## What you need to do
Set down all of the entries below word for word, with the pictures left out.

## Available data
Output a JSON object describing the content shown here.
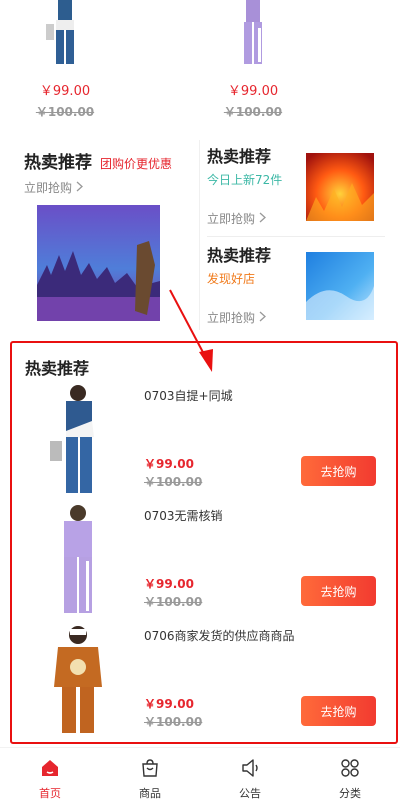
{
  "top_products": [
    {
      "price": "￥99.00",
      "original_price": "￥100.00"
    },
    {
      "price": "￥99.00",
      "original_price": "￥100.00"
    }
  ],
  "promo": {
    "big": {
      "title": "热卖推荐",
      "badge": "团购价更优惠",
      "link": "立即抢购"
    },
    "small": [
      {
        "title": "热卖推荐",
        "subtitle": "今日上新72件",
        "subtitle_color": "#3cb8a6",
        "link": "立即抢购"
      },
      {
        "title": "热卖推荐",
        "subtitle": "发现好店",
        "subtitle_color": "#f07b1d",
        "link": "立即抢购"
      }
    ]
  },
  "hot_section": {
    "title": "热卖推荐",
    "items": [
      {
        "name": "0703自提+同城",
        "price": "￥99.00",
        "original_price": "￥100.00",
        "button": "去抢购"
      },
      {
        "name": "0703无需核销",
        "price": "￥99.00",
        "original_price": "￥100.00",
        "button": "去抢购"
      },
      {
        "name": "0706商家发货的供应商商品",
        "price": "￥99.00",
        "original_price": "￥100.00",
        "button": "去抢购"
      }
    ]
  },
  "tabbar": {
    "items": [
      {
        "label": "首页",
        "icon": "home-icon",
        "active": true
      },
      {
        "label": "商品",
        "icon": "shopping-bag-icon",
        "active": false
      },
      {
        "label": "公告",
        "icon": "megaphone-icon",
        "active": false
      },
      {
        "label": "分类",
        "icon": "grid-icon",
        "active": false
      }
    ]
  },
  "colors": {
    "accent": "#e6262e",
    "highlight_border": "#e91010"
  }
}
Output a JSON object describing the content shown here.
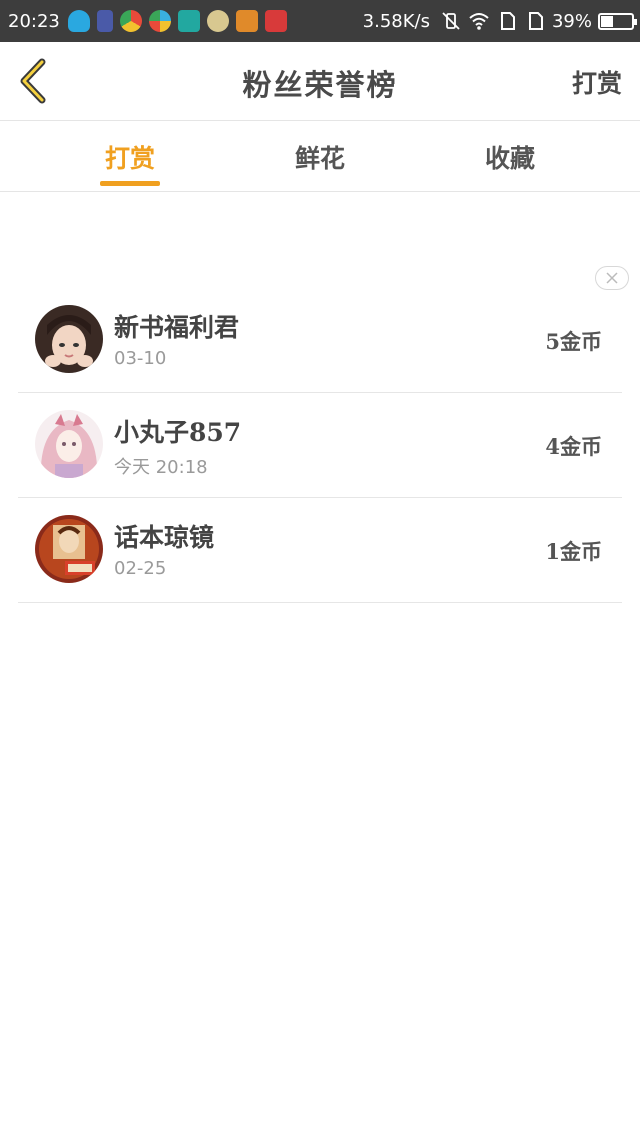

## Response area
Output a JSON object describing the content shown here.
{
  "top_products": [
    {
      "price": "￥99.00",
      "original_price": "￥100.00"
    },
    {
      "price": "￥99.00",
      "original_price": "￥100.00"
    }
  ],
  "promo": {
    "big": {
      "title": "热卖推荐",
      "badge": "团购价更优惠",
      "link": "立即抢购"
    },
    "small": [
      {
        "title": "热卖推荐",
        "subtitle": "今日上新72件",
        "subtitle_color": "#3cb8a6",
        "link": "立即抢购"
      },
      {
        "title": "热卖推荐",
        "subtitle": "发现好店",
        "subtitle_color": "#f07b1d",
        "link": "立即抢购"
      }
    ]
  },
  "hot_section": {
    "title": "热卖推荐",
    "items": [
      {
        "name": "0703自提+同城",
        "price": "￥99.00",
        "original_price": "￥100.00",
        "button": "去抢购"
      },
      {
        "name": "0703无需核销",
        "price": "￥99.00",
        "original_price": "￥100.00",
        "button": "去抢购"
      },
      {
        "name": "0706商家发货的供应商商品",
        "price": "￥99.00",
        "original_price": "￥100.00",
        "button": "去抢购"
      }
    ]
  },
  "tabbar": {
    "items": [
      {
        "label": "首页",
        "icon": "home-icon",
        "active": true
      },
      {
        "label": "商品",
        "icon": "shopping-bag-icon",
        "active": false
      },
      {
        "label": "公告",
        "icon": "megaphone-icon",
        "active": false
      },
      {
        "label": "分类",
        "icon": "grid-icon",
        "active": false
      }
    ]
  },
  "colors": {
    "accent": "#e6262e",
    "highlight_border": "#e91010"
  }
}
Output a JSON object describing the content shown here.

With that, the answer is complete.